The study included 31 patients who were readmitted to the hospital a median of 4 days after discharge and seven patients who died a median of 3 days after discharge.

“While we don’t yet have all the clinical reasons these patients worsened so suddenly, we did find factors that may be warning signs of which patients are at greatest risk for these problems,” Schuchat said. “Patients with chronic diseases, particularly cardiac, chronic pulmonary disease, obstructive sleep apnea and diabetes, were significantly more likely to be readmitted. Older age is also likely a factor.”

In light of these data, CDC has updated its clinical guidance to help clinicians prepare for patients’ discharge and includes a new discharge readiness checklist for patients with EVALI. In particular, Schuchat stressed the need for early follow-up — optimally within 48 hours after discharge — to identify any clinical worsening.

The agency has also included materials, such as an updated algorithm, to assist clinicians in managing these patients.

“It is important that physicians and clinical providers work with EVALI patients to ensure follow-up care within 2 days,” CDC Director Robert R. Redfield, MD, said in press release. “A follow-up visit with a primary care physician is especially important for EVALI patients with underlying chronic conditions. Ensuring this timely medical attention and monitoring can save lives.” – by Melissa Foster

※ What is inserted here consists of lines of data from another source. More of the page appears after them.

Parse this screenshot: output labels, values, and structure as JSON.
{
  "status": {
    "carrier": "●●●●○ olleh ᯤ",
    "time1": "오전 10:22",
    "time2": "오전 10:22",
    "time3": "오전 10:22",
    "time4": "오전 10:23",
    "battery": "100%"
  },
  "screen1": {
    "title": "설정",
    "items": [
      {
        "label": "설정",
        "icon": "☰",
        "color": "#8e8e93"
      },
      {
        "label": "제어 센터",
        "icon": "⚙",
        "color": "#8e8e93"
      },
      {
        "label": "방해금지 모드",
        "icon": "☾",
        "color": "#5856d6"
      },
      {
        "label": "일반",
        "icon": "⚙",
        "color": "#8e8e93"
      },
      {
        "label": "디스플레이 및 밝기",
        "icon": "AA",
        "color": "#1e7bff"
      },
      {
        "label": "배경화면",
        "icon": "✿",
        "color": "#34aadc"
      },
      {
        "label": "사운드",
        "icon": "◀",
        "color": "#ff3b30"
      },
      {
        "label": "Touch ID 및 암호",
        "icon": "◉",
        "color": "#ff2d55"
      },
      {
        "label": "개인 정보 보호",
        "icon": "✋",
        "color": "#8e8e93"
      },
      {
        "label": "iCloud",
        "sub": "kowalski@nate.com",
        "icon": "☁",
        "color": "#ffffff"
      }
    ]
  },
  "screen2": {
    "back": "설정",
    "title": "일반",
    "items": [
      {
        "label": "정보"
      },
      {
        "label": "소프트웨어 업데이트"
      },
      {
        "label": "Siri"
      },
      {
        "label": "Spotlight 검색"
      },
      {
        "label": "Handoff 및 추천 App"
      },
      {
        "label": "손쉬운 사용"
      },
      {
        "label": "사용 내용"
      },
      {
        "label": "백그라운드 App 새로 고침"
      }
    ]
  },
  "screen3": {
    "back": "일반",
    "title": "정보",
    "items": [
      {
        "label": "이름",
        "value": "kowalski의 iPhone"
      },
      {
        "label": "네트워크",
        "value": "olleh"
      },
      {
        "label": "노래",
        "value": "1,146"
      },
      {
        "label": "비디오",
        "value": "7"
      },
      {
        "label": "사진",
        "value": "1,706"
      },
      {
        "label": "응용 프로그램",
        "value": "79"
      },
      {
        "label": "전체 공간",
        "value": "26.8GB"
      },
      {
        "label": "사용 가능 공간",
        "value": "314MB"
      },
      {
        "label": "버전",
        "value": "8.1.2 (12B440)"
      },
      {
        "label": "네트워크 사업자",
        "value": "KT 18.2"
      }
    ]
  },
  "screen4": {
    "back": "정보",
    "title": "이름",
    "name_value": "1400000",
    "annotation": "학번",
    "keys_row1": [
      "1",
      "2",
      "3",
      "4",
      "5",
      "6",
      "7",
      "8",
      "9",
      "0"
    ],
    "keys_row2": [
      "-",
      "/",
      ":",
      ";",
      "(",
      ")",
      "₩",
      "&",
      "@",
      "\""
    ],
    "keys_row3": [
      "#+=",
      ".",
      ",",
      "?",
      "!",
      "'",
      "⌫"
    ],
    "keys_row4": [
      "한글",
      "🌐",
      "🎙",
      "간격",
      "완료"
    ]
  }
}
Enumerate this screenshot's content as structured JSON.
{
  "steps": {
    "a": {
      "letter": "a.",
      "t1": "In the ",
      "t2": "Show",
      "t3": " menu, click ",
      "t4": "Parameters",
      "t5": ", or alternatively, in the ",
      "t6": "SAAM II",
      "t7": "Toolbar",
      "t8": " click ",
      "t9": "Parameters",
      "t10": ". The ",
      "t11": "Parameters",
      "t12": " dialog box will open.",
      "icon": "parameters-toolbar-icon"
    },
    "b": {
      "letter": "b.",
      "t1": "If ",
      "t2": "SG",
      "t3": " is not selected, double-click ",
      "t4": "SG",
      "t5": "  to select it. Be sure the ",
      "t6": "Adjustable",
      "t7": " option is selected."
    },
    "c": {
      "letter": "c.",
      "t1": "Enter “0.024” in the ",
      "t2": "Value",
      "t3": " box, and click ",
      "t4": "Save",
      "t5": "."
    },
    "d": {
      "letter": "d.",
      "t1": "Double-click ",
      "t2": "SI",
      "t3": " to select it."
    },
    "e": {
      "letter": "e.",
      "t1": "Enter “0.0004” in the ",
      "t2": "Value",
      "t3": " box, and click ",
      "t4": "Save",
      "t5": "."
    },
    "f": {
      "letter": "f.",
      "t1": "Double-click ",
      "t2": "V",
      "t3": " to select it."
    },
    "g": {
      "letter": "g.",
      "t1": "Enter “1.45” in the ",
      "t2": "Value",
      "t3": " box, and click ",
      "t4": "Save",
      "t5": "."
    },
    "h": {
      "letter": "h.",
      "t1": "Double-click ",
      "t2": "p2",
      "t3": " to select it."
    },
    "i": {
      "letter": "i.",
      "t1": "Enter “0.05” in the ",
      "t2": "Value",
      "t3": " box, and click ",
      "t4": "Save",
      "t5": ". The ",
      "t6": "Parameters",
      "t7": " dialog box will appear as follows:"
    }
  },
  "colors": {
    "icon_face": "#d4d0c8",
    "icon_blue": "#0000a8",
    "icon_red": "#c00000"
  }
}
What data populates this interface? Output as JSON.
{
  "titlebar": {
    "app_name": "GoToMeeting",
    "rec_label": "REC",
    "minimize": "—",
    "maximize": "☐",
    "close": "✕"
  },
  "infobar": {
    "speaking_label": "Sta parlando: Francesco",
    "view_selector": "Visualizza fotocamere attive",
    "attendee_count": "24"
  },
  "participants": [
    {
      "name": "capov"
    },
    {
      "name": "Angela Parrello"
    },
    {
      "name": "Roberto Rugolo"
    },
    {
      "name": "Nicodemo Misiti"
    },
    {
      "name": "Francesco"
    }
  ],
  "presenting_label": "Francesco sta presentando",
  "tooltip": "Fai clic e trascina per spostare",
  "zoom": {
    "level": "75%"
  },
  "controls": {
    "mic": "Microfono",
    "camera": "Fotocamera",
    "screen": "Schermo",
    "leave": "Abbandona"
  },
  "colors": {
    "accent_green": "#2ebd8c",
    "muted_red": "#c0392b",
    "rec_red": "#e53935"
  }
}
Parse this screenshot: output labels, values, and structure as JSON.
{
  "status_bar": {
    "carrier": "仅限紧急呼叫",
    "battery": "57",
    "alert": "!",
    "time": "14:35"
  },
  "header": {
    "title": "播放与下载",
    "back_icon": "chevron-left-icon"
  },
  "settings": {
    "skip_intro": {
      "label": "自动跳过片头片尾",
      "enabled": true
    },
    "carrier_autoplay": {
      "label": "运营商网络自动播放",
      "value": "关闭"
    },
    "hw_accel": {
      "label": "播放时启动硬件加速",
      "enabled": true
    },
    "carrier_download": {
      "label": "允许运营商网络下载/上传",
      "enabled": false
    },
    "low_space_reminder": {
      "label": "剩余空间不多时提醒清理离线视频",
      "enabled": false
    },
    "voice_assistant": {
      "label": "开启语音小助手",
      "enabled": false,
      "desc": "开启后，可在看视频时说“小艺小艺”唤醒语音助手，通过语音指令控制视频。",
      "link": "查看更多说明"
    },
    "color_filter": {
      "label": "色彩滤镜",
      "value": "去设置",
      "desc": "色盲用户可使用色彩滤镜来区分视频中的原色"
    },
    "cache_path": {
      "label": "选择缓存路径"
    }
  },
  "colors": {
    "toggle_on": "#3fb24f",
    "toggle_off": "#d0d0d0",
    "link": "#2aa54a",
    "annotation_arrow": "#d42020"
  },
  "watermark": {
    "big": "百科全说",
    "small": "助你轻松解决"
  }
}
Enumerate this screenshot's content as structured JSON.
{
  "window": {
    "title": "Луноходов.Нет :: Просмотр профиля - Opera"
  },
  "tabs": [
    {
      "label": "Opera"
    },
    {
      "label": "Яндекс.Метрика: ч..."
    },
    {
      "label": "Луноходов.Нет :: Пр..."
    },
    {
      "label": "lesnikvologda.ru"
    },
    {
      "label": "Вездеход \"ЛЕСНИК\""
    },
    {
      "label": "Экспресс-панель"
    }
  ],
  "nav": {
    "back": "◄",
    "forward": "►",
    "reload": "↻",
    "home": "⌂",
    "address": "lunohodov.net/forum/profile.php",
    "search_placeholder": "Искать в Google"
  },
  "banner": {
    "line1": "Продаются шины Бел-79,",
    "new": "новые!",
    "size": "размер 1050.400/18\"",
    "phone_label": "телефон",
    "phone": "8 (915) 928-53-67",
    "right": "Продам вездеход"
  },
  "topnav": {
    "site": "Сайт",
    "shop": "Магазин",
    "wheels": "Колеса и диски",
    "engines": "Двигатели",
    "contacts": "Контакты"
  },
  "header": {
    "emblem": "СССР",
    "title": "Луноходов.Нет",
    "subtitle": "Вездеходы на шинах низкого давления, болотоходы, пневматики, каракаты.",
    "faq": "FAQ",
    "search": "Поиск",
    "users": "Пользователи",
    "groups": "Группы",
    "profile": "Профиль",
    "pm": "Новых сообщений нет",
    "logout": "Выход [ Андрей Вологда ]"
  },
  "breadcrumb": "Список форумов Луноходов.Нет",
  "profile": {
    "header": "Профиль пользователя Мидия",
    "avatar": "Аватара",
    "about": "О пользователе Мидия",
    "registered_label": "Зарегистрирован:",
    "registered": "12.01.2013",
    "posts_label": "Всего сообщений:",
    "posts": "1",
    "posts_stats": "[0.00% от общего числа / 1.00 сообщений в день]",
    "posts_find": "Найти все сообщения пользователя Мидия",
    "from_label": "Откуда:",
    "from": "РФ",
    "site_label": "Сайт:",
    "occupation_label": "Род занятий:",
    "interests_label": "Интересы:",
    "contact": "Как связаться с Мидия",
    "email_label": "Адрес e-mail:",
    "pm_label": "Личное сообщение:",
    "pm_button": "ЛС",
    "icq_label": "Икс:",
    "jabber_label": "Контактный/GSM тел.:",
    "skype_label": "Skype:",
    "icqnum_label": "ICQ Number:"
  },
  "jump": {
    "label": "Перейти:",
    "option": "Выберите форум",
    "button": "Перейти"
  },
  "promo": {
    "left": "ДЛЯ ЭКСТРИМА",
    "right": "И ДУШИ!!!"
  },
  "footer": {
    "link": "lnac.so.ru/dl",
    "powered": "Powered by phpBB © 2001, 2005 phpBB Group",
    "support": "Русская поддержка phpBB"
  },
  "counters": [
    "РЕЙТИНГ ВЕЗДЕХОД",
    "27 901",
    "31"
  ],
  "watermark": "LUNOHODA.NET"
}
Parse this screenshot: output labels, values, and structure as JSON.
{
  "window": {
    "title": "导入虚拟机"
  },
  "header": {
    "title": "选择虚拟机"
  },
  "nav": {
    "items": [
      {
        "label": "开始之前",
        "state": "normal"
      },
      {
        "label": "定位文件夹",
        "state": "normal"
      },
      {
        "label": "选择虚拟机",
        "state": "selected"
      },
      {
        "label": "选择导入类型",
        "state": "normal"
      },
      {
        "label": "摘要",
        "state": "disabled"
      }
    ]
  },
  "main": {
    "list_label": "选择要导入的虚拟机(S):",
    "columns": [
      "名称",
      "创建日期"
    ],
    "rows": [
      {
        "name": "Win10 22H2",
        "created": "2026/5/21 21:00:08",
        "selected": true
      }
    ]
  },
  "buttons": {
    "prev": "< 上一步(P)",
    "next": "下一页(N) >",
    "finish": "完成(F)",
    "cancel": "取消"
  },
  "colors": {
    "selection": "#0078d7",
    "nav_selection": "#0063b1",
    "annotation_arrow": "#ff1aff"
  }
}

References:

Blount BC, et al. N Engl J Med. 2019;doi:10.1056/NEJMoa1916433.

Evans ME, et al. MMWR Morb Mortal Wkly Rep. 2020;doi:10.15585/mmwr.mm685152e2.

Hartnett KP, et al. N Engl J Med. 2019;doi:10.1056/NEJMsr1915313.

Mikosz CA, et al. MMWR Morb Mortal Wkly Rep. 2020;doi:10.15585/mmwr.mm685152e1.

Disclosures: The study conducted by Blount and colleagues was funded by grants from the National Cancer Institute, the FDA Center for Tobacco Products and an Ohio State University Pelotonia Intramural Research Grant. One author also reports receiving funding from the NIH. One member of the Lung Injury Clinical Response Working group reports receiving grants from the FDA/NIH and GlaxoSmithKline; grants and personal fees from Bayer for consulting; personal fees from Roche/Genentech for consulting; and personal fees from Prometic, CSL Behring and Quark for serving on medical advisory boards. All other authors report no relevant financial disclosures.